**What the task requires**: A single number is needed: how many lines of the data hold the word "lock".

**Data extracts**:
________________
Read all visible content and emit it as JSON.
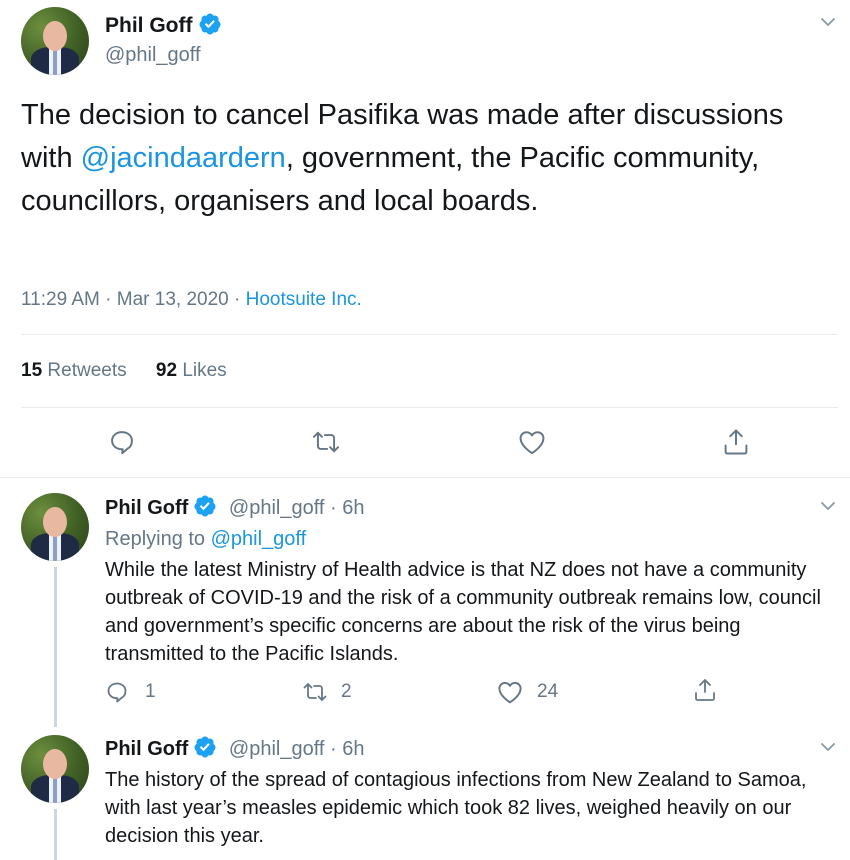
{
  "main_tweet": {
    "author_name": "Phil Goff",
    "handle": "@phil_goff",
    "text_before": "The decision to cancel Pasifika was made after discussions with ",
    "mention": "@jacindaardern",
    "text_after": ", government, the Pacific community, councillors, organisers and local boards.",
    "time": "11:29 AM",
    "date": "Mar 13, 2020",
    "separator": "·",
    "source": "Hootsuite Inc.",
    "retweets_count": "15",
    "retweets_label": "Retweets",
    "likes_count": "92",
    "likes_label": "Likes"
  },
  "replies": [
    {
      "author_name": "Phil Goff",
      "handle": "@phil_goff",
      "dot": "·",
      "age": "6h",
      "replying_label": "Replying to",
      "replying_handle": "@phil_goff",
      "text": "While the latest Ministry of Health advice is that NZ does not have a community outbreak of COVID-19 and the risk of a community outbreak remains low, council and government’s specific concerns are about the risk of the virus being transmitted to the Pacific Islands.",
      "reply_count": "1",
      "retweet_count": "2",
      "like_count": "24"
    },
    {
      "author_name": "Phil Goff",
      "handle": "@phil_goff",
      "dot": "·",
      "age": "6h",
      "text": "The history of the spread of contagious infections from New Zealand to Samoa, with last year’s measles epidemic which took 82 lives, weighed heavily on our decision this year."
    }
  ],
  "icons": [
    "chevron-down-icon",
    "verified-badge-icon",
    "reply-icon",
    "retweet-icon",
    "like-icon",
    "share-icon"
  ],
  "colors": {
    "link": "#1b95e0",
    "muted": "#657786",
    "verified": "#1da1f2",
    "divider": "#e6ecf0"
  }
}
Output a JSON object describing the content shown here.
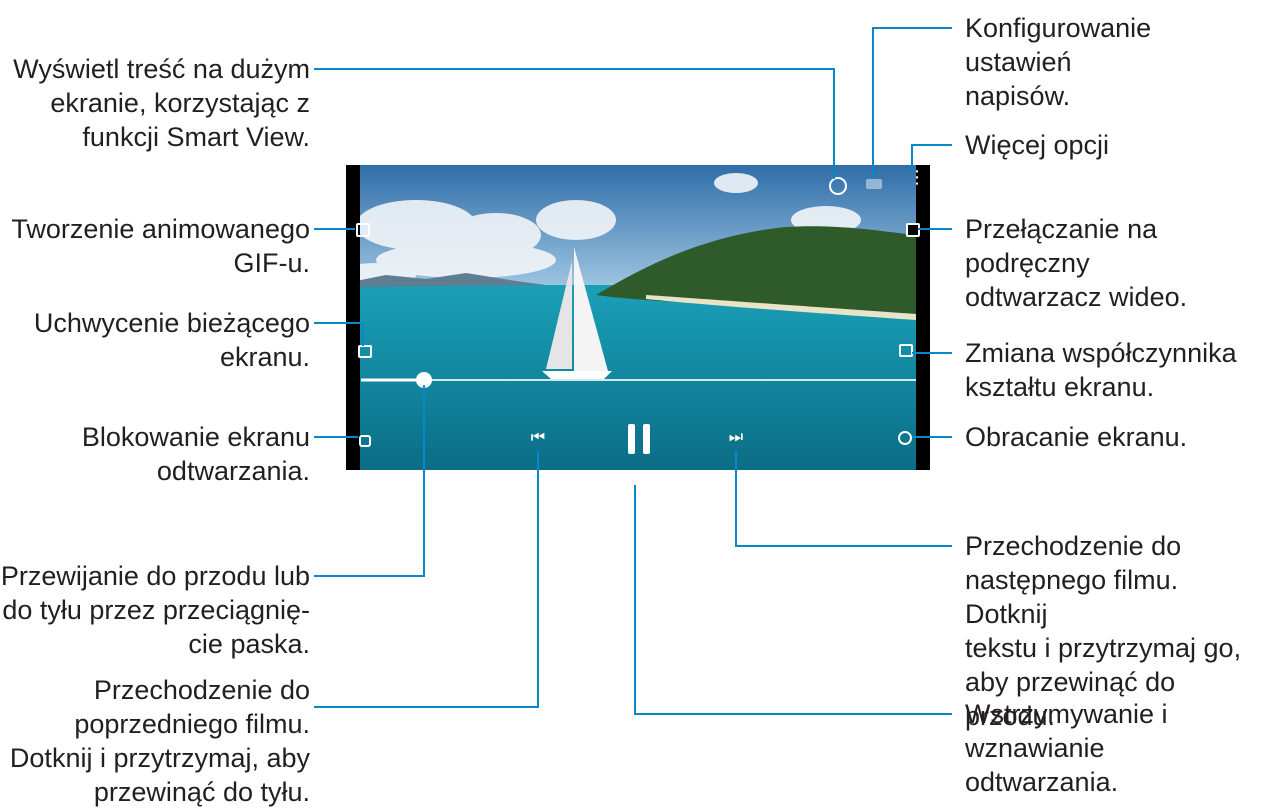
{
  "callouts": {
    "smart_view": "Wyświetl treść na dużym\nekranie, korzystając z\nfunkcji Smart View.",
    "gif": "Tworzenie animowanego\nGIF-u.",
    "capture": "Uchwycenie bieżącego\nekranu.",
    "lock": "Blokowanie ekranu\nodtwarzania.",
    "seek": "Przewijanie do przodu lub\ndo tyłu przez przeciągnię-\ncie paska.",
    "previous": "Przechodzenie do\npoprzedniego filmu.\nDotknij i przytrzymaj, aby\nprzewinąć do tyłu.",
    "subtitles": "Konfigurowanie ustawień\nnapisów.",
    "more": "Więcej opcji",
    "popup": "Przełączanie na podręczny\nodtwarzacz wideo.",
    "ratio": "Zmiana współczynnika\nkształtu ekranu.",
    "rotate": "Obracanie ekranu.",
    "next": "Przechodzenie do\nnastępnego filmu. Dotknij\ntekstu i przytrzymaj go,\naby przewinąć do przodu.",
    "pause": "Wstrzymywanie i\nwznawianie odtwarzania."
  },
  "player": {
    "progress_fraction": 0.12,
    "icons": {
      "smart_view": "smart-view-icon",
      "subtitles": "subtitles-icon",
      "more": "more-options-icon",
      "gif": "gif-icon",
      "popup": "popup-player-icon",
      "capture": "capture-icon",
      "ratio": "aspect-ratio-icon",
      "lock": "lock-icon",
      "rotate": "rotate-icon",
      "previous": "previous-icon",
      "pause": "pause-icon",
      "next": "next-icon"
    }
  },
  "colors": {
    "leader": "#0a87c9",
    "text": "#231f20"
  }
}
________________
**Written response**: 2